(Dataset rows for apps and sites)
Start of Block

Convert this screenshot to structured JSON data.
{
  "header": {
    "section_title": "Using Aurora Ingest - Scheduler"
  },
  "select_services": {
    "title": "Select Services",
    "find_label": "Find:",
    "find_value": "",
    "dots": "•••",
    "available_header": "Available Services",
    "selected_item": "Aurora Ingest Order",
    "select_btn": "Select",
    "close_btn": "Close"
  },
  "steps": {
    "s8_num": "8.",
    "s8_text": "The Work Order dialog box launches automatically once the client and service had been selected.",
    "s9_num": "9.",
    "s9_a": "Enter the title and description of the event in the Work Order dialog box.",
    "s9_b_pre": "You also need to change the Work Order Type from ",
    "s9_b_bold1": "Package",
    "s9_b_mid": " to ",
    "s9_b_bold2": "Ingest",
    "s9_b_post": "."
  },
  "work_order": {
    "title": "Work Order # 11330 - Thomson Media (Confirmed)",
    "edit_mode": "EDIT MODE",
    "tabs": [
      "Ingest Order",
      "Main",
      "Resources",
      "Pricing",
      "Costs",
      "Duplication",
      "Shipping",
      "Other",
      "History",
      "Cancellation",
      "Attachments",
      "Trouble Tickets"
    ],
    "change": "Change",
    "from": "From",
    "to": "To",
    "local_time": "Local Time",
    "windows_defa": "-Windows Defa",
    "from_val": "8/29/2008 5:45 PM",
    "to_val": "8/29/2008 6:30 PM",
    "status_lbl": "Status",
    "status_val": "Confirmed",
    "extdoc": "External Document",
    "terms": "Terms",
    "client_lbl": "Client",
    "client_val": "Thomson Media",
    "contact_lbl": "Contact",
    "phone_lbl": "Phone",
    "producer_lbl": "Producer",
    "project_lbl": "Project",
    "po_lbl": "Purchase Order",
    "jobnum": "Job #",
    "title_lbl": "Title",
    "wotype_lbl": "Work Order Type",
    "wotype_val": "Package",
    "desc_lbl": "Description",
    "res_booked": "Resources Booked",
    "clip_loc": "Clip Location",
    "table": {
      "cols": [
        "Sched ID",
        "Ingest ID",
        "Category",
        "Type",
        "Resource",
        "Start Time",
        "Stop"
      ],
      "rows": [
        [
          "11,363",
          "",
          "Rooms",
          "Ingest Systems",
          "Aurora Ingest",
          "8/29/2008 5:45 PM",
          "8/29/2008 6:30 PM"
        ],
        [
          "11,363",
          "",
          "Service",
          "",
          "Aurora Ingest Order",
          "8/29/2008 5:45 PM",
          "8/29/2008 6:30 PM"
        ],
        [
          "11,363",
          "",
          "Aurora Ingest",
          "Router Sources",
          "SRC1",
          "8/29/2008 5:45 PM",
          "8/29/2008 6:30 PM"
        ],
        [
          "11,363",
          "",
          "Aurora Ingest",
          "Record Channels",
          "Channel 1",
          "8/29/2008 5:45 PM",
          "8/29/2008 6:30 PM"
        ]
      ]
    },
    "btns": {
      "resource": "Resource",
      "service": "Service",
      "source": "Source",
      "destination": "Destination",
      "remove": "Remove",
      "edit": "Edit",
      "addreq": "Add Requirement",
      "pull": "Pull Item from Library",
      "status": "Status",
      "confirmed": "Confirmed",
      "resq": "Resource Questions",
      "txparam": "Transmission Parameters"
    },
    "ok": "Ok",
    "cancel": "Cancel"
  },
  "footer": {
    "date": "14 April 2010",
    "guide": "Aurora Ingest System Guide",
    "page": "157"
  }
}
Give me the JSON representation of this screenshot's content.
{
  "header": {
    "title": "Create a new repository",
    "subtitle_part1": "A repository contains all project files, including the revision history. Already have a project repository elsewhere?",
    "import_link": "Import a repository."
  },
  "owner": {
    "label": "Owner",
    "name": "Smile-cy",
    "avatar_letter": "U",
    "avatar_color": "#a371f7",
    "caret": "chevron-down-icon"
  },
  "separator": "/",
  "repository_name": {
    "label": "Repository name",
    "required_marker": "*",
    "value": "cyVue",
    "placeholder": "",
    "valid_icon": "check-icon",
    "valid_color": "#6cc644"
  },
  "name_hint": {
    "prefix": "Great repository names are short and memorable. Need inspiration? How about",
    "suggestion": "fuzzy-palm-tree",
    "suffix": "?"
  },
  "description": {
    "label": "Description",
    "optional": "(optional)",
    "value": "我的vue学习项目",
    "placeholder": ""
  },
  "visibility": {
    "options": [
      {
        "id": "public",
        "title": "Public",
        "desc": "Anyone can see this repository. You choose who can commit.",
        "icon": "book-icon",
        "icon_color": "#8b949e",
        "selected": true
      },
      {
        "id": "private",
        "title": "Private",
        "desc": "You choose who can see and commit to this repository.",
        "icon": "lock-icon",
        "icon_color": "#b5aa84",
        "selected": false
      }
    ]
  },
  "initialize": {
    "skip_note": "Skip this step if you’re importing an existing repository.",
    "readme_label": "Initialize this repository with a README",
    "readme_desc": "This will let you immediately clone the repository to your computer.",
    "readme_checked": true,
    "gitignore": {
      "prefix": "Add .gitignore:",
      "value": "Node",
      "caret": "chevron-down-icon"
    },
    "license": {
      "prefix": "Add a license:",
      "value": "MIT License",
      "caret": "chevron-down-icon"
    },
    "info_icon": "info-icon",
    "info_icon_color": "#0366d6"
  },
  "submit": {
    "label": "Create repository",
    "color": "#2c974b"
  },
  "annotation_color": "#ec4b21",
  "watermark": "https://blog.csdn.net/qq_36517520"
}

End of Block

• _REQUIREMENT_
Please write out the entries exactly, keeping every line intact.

• _THE COMPLETED TASK_
Convert this screenshot to structured JSON data.
{
  "header": {
    "section_title": "Using Aurora Ingest - Scheduler"
  },
  "select_services": {
    "title": "Select Services",
    "find_label": "Find:",
    "find_value": "",
    "dots": "•••",
    "available_header": "Available Services",
    "selected_item": "Aurora Ingest Order",
    "select_btn": "Select",
    "close_btn": "Close"
  },
  "steps": {
    "s8_num": "8.",
    "s8_text": "The Work Order dialog box launches automatically once the client and service had been selected.",
    "s9_num": "9.",
    "s9_a": "Enter the title and description of the event in the Work Order dialog box.",
    "s9_b_pre": "You also need to change the Work Order Type from ",
    "s9_b_bold1": "Package",
    "s9_b_mid": " to ",
    "s9_b_bold2": "Ingest",
    "s9_b_post": "."
  },
  "work_order": {
    "title": "Work Order # 11330 - Thomson Media (Confirmed)",
    "edit_mode": "EDIT MODE",
    "tabs": [
      "Ingest Order",
      "Main",
      "Resources",
      "Pricing",
      "Costs",
      "Duplication",
      "Shipping",
      "Other",
      "History",
      "Cancellation",
      "Attachments",
      "Trouble Tickets"
    ],
    "change": "Change",
    "from": "From",
    "to": "To",
    "local_time": "Local Time",
    "windows_defa": "-Windows Defa",
    "from_val": "8/29/2008 5:45 PM",
    "to_val": "8/29/2008 6:30 PM",
    "status_lbl": "Status",
    "status_val": "Confirmed",
    "extdoc": "External Document",
    "terms": "Terms",
    "client_lbl": "Client",
    "client_val": "Thomson Media",
    "contact_lbl": "Contact",
    "phone_lbl": "Phone",
    "producer_lbl": "Producer",
    "project_lbl": "Project",
    "po_lbl": "Purchase Order",
    "jobnum": "Job #",
    "title_lbl": "Title",
    "wotype_lbl": "Work Order Type",
    "wotype_val": "Package",
    "desc_lbl": "Description",
    "res_booked": "Resources Booked",
    "clip_loc": "Clip Location",
    "table": {
      "cols": [
        "Sched ID",
        "Ingest ID",
        "Category",
        "Type",
        "Resource",
        "Start Time",
        "Stop"
      ],
      "rows": [
        [
          "11,363",
          "",
          "Rooms",
          "Ingest Systems",
          "Aurora Ingest",
          "8/29/2008 5:45 PM",
          "8/29/2008 6:30 PM"
        ],
        [
          "11,363",
          "",
          "Service",
          "",
          "Aurora Ingest Order",
          "8/29/2008 5:45 PM",
          "8/29/2008 6:30 PM"
        ],
        [
          "11,363",
          "",
          "Aurora Ingest",
          "Router Sources",
          "SRC1",
          "8/29/2008 5:45 PM",
          "8/29/2008 6:30 PM"
        ],
        [
          "11,363",
          "",
          "Aurora Ingest",
          "Record Channels",
          "Channel 1",
          "8/29/2008 5:45 PM",
          "8/29/2008 6:30 PM"
        ]
      ]
    },
    "btns": {
      "resource": "Resource",
      "service": "Service",
      "source": "Source",
      "destination": "Destination",
      "remove": "Remove",
      "edit": "Edit",
      "addreq": "Add Requirement",
      "pull": "Pull Item from Library",
      "status": "Status",
      "confirmed": "Confirmed",
      "resq": "Resource Questions",
      "txparam": "Transmission Parameters"
    },
    "ok": "Ok",
    "cancel": "Cancel"
  },
  "footer": {
    "date": "14 April 2010",
    "guide": "Aurora Ingest System Guide",
    "page": "157"
  }
}
Give me the JSON representation of this screenshot's content.
{
  "header": {
    "title": "Create a new repository",
    "subtitle_part1": "A repository contains all project files, including the revision history. Already have a project repository elsewhere?",
    "import_link": "Import a repository."
  },
  "owner": {
    "label": "Owner",
    "name": "Smile-cy",
    "avatar_letter": "U",
    "avatar_color": "#a371f7",
    "caret": "chevron-down-icon"
  },
  "separator": "/",
  "repository_name": {
    "label": "Repository name",
    "required_marker": "*",
    "value": "cyVue",
    "placeholder": "",
    "valid_icon": "check-icon",
    "valid_color": "#6cc644"
  },
  "name_hint": {
    "prefix": "Great repository names are short and memorable. Need inspiration? How about",
    "suggestion": "fuzzy-palm-tree",
    "suffix": "?"
  },
  "description": {
    "label": "Description",
    "optional": "(optional)",
    "value": "我的vue学习项目",
    "placeholder": ""
  },
  "visibility": {
    "options": [
      {
        "id": "public",
        "title": "Public",
        "desc": "Anyone can see this repository. You choose who can commit.",
        "icon": "book-icon",
        "icon_color": "#8b949e",
        "selected": true
      },
      {
        "id": "private",
        "title": "Private",
        "desc": "You choose who can see and commit to this repository.",
        "icon": "lock-icon",
        "icon_color": "#b5aa84",
        "selected": false
      }
    ]
  },
  "initialize": {
    "skip_note": "Skip this step if you’re importing an existing repository.",
    "readme_label": "Initialize this repository with a README",
    "readme_desc": "This will let you immediately clone the repository to your computer.",
    "readme_checked": true,
    "gitignore": {
      "prefix": "Add .gitignore:",
      "value": "Node",
      "caret": "chevron-down-icon"
    },
    "license": {
      "prefix": "Add a license:",
      "value": "MIT License",
      "caret": "chevron-down-icon"
    },
    "info_icon": "info-icon",
    "info_icon_color": "#0366d6"
  },
  "submit": {
    "label": "Create repository",
    "color": "#2c974b"
  },
  "annotation_color": "#ec4b21",
  "watermark": "https://blog.csdn.net/qq_36517520"
}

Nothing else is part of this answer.